“Of course, many of us would like to see more action to reduce global emissions of greenhouse gases … Yet, even with the slow progress, there is some cause for optimism,” he said.
“The challenges are what to do, and how to do it, and by whom? My hope is the new generation of scholar-practitioners will have sufficient knowledge of the complex interrelationships among climate and geophysical systems, societies, cultures, economies and politics to help find ways for real global progress in respecting the Earth on which we all depend.”
Tunnicliffe shares a similar sentiment — she is thrilled to be recognized but feels the award isn’t hers alone.
“It’s also a time when you reflect on all those people who have helped you along the way, a tremendous number of great students and colleagues and enablers and family,” she said.
Tunnicliffe was lauded “for her outstanding contributions to ocean sciences and for being a pioneer in the scientific exploration of the deep sea.”
She has been working to understand oceans and their creatures for decades. At first, a lot of her work was dedicated to ocean exploration through submersibles, as well as helping to develop science tools with both human-occupied vehicles and remotely operated vehicles. For 10 years, she worked to create the Victoria Experimental Network Under the Sea (VENUS) with engineers, students and other scientists to build a seafloor observatory system that would be easily accessible from any computer.

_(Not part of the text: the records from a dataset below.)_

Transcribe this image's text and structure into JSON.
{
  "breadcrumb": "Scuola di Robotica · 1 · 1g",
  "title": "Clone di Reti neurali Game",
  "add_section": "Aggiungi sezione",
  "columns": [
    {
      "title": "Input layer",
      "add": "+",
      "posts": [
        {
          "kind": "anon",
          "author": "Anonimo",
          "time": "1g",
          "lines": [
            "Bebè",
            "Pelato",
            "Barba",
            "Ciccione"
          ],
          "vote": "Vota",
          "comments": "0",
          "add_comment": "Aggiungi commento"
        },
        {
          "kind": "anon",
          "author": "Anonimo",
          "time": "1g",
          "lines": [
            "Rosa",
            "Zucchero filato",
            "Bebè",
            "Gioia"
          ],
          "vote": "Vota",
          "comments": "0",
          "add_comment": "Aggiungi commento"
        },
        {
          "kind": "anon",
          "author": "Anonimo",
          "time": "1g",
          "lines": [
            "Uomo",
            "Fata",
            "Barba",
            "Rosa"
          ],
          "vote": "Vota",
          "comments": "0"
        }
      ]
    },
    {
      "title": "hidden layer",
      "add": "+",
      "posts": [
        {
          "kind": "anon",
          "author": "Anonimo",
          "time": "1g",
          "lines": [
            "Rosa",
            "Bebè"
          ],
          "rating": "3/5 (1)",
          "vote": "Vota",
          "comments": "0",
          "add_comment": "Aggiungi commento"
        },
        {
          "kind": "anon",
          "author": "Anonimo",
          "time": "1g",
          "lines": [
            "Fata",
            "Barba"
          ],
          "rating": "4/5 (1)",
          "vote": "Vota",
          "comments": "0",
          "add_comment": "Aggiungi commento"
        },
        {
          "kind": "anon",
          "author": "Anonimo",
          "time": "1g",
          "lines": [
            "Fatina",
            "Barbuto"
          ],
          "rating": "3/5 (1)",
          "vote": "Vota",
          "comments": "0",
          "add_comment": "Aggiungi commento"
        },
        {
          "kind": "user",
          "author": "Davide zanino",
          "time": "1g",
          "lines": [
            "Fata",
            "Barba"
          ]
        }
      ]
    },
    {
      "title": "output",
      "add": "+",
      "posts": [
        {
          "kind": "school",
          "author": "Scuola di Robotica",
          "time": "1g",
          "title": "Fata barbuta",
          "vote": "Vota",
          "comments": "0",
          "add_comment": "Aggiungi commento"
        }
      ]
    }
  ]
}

For Verena Tunnicliffe, researching the effects of deep-sea mining — which threatens habitats, ecosystem productivity and migration — is more timely than ever. #Oceans #OrderofCanada
She also worked with a team to establish the Endeavour Hot Vents Marine Protected Area on the Juan de Fuca Ridge.
Hydrothermal venting systems, which are underwater masses that discharge geothermally heated water, are full of diversity. Although Tunnicliffe has collected over 80 new species through her research and had eight named after her, one of her favourites resides in the Juan de Fuca Ridge: the sea spider or Sericosura verenae.
“I happen to really like it because it’s the males that do the incubation of the eggs. The females pass all the eggs over to the males and the males walk along with all these eggs stuck on them. They’re just staggering along with these big egg piles,” she said.
“They’re kind of cute.”
For the past eight years, Tunnicliffe has pivoted to focus on international issues related to deep-sea mining. Using techniques like hydraulic pumping, minerals such as cobalt and nickel are removed from seamounts and other parts of the ocean floor.
She’s currently part of the Deep Ocean Stewardship Initiative, which advises on deep-ocean resource extraction and ecosystem preservation.
“We’re scientists who are trying to get the very little information we have out there to either help delegates and governments understand that maybe they want to delay this or wait,” she said.
“Or if it gets forced through — how is it done in a way that best protects the environment?”
For Tunnicliffe, researching the effects of deep-sea mining — which threatens habitats, ecosystem productivity and migration — is more timely than ever. There are contracts on the table across the world, and studies show the process could cause the extinction of hundreds of species.
It’s why she’s so focused on the deep sea right now — a place that she once thought would be protected forever is now under imminent threat, and more data is vital in showing what effects mining could truly have.
“You have to still be driven by the passion of discovery, so that’s really what keeps me going, but also the concern about the global change in the oceans,” she said.
“And it’s so hard to see what we’re doing. It’s a little easier on land. Animals we can actually see, smell, breathe and stuff. But we can’t see it in the ocean… it’s not a different world, it’s part of our world. And it’s how we connect.”